BEGIN Exercise data

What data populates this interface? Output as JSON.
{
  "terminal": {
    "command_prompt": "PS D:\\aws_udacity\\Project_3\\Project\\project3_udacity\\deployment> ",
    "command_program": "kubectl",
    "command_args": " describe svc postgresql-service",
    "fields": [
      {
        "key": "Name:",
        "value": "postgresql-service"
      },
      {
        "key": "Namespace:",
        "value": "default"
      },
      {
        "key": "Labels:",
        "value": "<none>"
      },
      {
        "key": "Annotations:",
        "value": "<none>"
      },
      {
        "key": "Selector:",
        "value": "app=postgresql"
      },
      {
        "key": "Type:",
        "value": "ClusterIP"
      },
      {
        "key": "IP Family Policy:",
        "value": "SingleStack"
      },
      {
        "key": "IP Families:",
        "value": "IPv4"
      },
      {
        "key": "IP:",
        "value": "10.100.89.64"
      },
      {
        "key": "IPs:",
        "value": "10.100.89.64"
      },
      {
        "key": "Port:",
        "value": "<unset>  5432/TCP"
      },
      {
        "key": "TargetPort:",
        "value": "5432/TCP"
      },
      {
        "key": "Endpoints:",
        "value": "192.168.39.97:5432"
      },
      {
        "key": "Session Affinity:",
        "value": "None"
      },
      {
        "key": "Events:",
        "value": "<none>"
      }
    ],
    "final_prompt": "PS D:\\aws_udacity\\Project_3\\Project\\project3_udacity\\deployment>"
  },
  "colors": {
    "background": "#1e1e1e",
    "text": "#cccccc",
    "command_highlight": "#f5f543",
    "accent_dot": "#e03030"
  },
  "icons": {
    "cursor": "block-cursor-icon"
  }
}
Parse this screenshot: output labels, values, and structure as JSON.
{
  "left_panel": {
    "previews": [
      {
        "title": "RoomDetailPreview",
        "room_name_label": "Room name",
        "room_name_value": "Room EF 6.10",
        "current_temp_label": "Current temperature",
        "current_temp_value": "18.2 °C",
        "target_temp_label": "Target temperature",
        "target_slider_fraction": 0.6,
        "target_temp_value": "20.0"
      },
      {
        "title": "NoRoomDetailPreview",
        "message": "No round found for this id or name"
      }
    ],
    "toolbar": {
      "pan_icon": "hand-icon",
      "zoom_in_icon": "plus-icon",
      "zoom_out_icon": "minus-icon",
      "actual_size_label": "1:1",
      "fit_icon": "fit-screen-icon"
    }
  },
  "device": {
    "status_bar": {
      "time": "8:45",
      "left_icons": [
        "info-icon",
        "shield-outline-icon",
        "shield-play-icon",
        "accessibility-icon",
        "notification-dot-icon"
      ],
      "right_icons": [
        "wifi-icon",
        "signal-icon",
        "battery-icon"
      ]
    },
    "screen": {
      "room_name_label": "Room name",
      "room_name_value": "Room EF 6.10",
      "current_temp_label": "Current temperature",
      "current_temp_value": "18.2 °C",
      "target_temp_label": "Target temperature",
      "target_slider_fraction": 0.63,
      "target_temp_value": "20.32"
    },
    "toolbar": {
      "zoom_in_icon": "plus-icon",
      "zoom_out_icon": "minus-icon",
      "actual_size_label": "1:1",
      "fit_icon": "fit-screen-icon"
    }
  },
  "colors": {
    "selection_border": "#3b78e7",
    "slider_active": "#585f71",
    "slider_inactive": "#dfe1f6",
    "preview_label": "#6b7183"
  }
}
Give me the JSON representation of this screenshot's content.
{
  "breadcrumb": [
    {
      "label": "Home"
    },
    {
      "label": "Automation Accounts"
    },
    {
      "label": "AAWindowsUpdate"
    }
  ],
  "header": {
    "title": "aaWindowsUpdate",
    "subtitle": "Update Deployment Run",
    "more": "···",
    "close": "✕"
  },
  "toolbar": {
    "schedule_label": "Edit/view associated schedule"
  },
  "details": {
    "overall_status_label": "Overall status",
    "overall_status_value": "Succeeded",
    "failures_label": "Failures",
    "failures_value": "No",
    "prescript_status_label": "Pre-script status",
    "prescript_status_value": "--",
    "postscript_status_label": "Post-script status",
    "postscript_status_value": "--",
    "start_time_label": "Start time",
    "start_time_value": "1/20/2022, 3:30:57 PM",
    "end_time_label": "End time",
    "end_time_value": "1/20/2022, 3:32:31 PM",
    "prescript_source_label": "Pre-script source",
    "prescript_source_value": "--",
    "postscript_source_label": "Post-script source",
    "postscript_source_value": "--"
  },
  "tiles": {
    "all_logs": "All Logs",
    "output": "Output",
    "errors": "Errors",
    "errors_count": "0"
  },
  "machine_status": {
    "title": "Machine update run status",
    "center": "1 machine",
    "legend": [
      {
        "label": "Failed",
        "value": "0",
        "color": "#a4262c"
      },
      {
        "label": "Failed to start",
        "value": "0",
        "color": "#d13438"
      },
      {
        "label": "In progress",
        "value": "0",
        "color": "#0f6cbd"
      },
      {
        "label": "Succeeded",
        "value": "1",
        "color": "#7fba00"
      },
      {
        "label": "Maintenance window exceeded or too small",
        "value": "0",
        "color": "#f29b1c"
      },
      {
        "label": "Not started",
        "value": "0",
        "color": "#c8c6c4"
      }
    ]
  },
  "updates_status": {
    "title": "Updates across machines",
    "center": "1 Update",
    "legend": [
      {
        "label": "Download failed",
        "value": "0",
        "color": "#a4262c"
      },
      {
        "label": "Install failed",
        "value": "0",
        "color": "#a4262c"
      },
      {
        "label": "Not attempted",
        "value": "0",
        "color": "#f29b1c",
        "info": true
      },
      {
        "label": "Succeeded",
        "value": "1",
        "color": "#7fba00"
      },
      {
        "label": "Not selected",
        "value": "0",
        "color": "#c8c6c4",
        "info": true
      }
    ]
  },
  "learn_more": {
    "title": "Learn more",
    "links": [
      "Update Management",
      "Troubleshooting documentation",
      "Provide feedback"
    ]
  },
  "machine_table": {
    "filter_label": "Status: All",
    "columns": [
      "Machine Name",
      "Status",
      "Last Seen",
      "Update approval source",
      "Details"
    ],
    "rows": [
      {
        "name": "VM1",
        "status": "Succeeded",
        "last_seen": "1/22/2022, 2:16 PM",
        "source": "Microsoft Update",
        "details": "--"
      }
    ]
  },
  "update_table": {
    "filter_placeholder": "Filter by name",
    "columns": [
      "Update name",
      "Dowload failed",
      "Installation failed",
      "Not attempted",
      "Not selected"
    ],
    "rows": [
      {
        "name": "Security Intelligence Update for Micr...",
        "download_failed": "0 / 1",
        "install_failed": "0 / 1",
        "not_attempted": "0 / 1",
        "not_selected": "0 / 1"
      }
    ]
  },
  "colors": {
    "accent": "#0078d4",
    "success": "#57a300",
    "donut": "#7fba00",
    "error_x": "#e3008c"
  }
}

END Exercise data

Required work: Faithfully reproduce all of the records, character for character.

Response area:
What data populates this interface? Output as JSON.
{
  "terminal": {
    "command_prompt": "PS D:\\aws_udacity\\Project_3\\Project\\project3_udacity\\deployment> ",
    "command_program": "kubectl",
    "command_args": " describe svc postgresql-service",
    "fields": [
      {
        "key": "Name:",
        "value": "postgresql-service"
      },
      {
        "key": "Namespace:",
        "value": "default"
      },
      {
        "key": "Labels:",
        "value": "<none>"
      },
      {
        "key": "Annotations:",
        "value": "<none>"
      },
      {
        "key": "Selector:",
        "value": "app=postgresql"
      },
      {
        "key": "Type:",
        "value": "ClusterIP"
      },
      {
        "key": "IP Family Policy:",
        "value": "SingleStack"
      },
      {
        "key": "IP Families:",
        "value": "IPv4"
      },
      {
        "key": "IP:",
        "value": "10.100.89.64"
      },
      {
        "key": "IPs:",
        "value": "10.100.89.64"
      },
      {
        "key": "Port:",
        "value": "<unset>  5432/TCP"
      },
      {
        "key": "TargetPort:",
        "value": "5432/TCP"
      },
      {
        "key": "Endpoints:",
        "value": "192.168.39.97:5432"
      },
      {
        "key": "Session Affinity:",
        "value": "None"
      },
      {
        "key": "Events:",
        "value": "<none>"
      }
    ],
    "final_prompt": "PS D:\\aws_udacity\\Project_3\\Project\\project3_udacity\\deployment>"
  },
  "colors": {
    "background": "#1e1e1e",
    "text": "#cccccc",
    "command_highlight": "#f5f543",
    "accent_dot": "#e03030"
  },
  "icons": {
    "cursor": "block-cursor-icon"
  }
}
Parse this screenshot: output labels, values, and structure as JSON.
{
  "left_panel": {
    "previews": [
      {
        "title": "RoomDetailPreview",
        "room_name_label": "Room name",
        "room_name_value": "Room EF 6.10",
        "current_temp_label": "Current temperature",
        "current_temp_value": "18.2 °C",
        "target_temp_label": "Target temperature",
        "target_slider_fraction": 0.6,
        "target_temp_value": "20.0"
      },
      {
        "title": "NoRoomDetailPreview",
        "message": "No round found for this id or name"
      }
    ],
    "toolbar": {
      "pan_icon": "hand-icon",
      "zoom_in_icon": "plus-icon",
      "zoom_out_icon": "minus-icon",
      "actual_size_label": "1:1",
      "fit_icon": "fit-screen-icon"
    }
  },
  "device": {
    "status_bar": {
      "time": "8:45",
      "left_icons": [
        "info-icon",
        "shield-outline-icon",
        "shield-play-icon",
        "accessibility-icon",
        "notification-dot-icon"
      ],
      "right_icons": [
        "wifi-icon",
        "signal-icon",
        "battery-icon"
      ]
    },
    "screen": {
      "room_name_label": "Room name",
      "room_name_value": "Room EF 6.10",
      "current_temp_label": "Current temperature",
      "current_temp_value": "18.2 °C",
      "target_temp_label": "Target temperature",
      "target_slider_fraction": 0.63,
      "target_temp_value": "20.32"
    },
    "toolbar": {
      "zoom_in_icon": "plus-icon",
      "zoom_out_icon": "minus-icon",
      "actual_size_label": "1:1",
      "fit_icon": "fit-screen-icon"
    }
  },
  "colors": {
    "selection_border": "#3b78e7",
    "slider_active": "#585f71",
    "slider_inactive": "#dfe1f6",
    "preview_label": "#6b7183"
  }
}
Give me the JSON representation of this screenshot's content.
{
  "breadcrumb": [
    {
      "label": "Home"
    },
    {
      "label": "Automation Accounts"
    },
    {
      "label": "AAWindowsUpdate"
    }
  ],
  "header": {
    "title": "aaWindowsUpdate",
    "subtitle": "Update Deployment Run",
    "more": "···",
    "close": "✕"
  },
  "toolbar": {
    "schedule_label": "Edit/view associated schedule"
  },
  "details": {
    "overall_status_label": "Overall status",
    "overall_status_value": "Succeeded",
    "failures_label": "Failures",
    "failures_value": "No",
    "prescript_status_label": "Pre-script status",
    "prescript_status_value": "--",
    "postscript_status_label": "Post-script status",
    "postscript_status_value": "--",
    "start_time_label": "Start time",
    "start_time_value": "1/20/2022, 3:30:57 PM",
    "end_time_label": "End time",
    "end_time_value": "1/20/2022, 3:32:31 PM",
    "prescript_source_label": "Pre-script source",
    "prescript_source_value": "--",
    "postscript_source_label": "Post-script source",
    "postscript_source_value": "--"
  },
  "tiles": {
    "all_logs": "All Logs",
    "output": "Output",
    "errors": "Errors",
    "errors_count": "0"
  },
  "machine_status": {
    "title": "Machine update run status",
    "center": "1 machine",
    "legend": [
      {
        "label": "Failed",
        "value": "0",
        "color": "#a4262c"
      },
      {
        "label": "Failed to start",
        "value": "0",
        "color": "#d13438"
      },
      {
        "label": "In progress",
        "value": "0",
        "color": "#0f6cbd"
      },
      {
        "label": "Succeeded",
        "value": "1",
        "color": "#7fba00"
      },
      {
        "label": "Maintenance window exceeded or too small",
        "value": "0",
        "color": "#f29b1c"
      },
      {
        "label": "Not started",
        "value": "0",
        "color": "#c8c6c4"
      }
    ]
  },
  "updates_status": {
    "title": "Updates across machines",
    "center": "1 Update",
    "legend": [
      {
        "label": "Download failed",
        "value": "0",
        "color": "#a4262c"
      },
      {
        "label": "Install failed",
        "value": "0",
        "color": "#a4262c"
      },
      {
        "label": "Not attempted",
        "value": "0",
        "color": "#f29b1c",
        "info": true
      },
      {
        "label": "Succeeded",
        "value": "1",
        "color": "#7fba00"
      },
      {
        "label": "Not selected",
        "value": "0",
        "color": "#c8c6c4",
        "info": true
      }
    ]
  },
  "learn_more": {
    "title": "Learn more",
    "links": [
      "Update Management",
      "Troubleshooting documentation",
      "Provide feedback"
    ]
  },
  "machine_table": {
    "filter_label": "Status: All",
    "columns": [
      "Machine Name",
      "Status",
      "Last Seen",
      "Update approval source",
      "Details"
    ],
    "rows": [
      {
        "name": "VM1",
        "status": "Succeeded",
        "last_seen": "1/22/2022, 2:16 PM",
        "source": "Microsoft Update",
        "details": "--"
      }
    ]
  },
  "update_table": {
    "filter_placeholder": "Filter by name",
    "columns": [
      "Update name",
      "Dowload failed",
      "Installation failed",
      "Not attempted",
      "Not selected"
    ],
    "rows": [
      {
        "name": "Security Intelligence Update for Micr...",
        "download_failed": "0 / 1",
        "install_failed": "0 / 1",
        "not_attempted": "0 / 1",
        "not_selected": "0 / 1"
      }
    ]
  },
  "colors": {
    "accent": "#0078d4",
    "success": "#57a300",
    "donut": "#7fba00",
    "error_x": "#e3008c"
  }
}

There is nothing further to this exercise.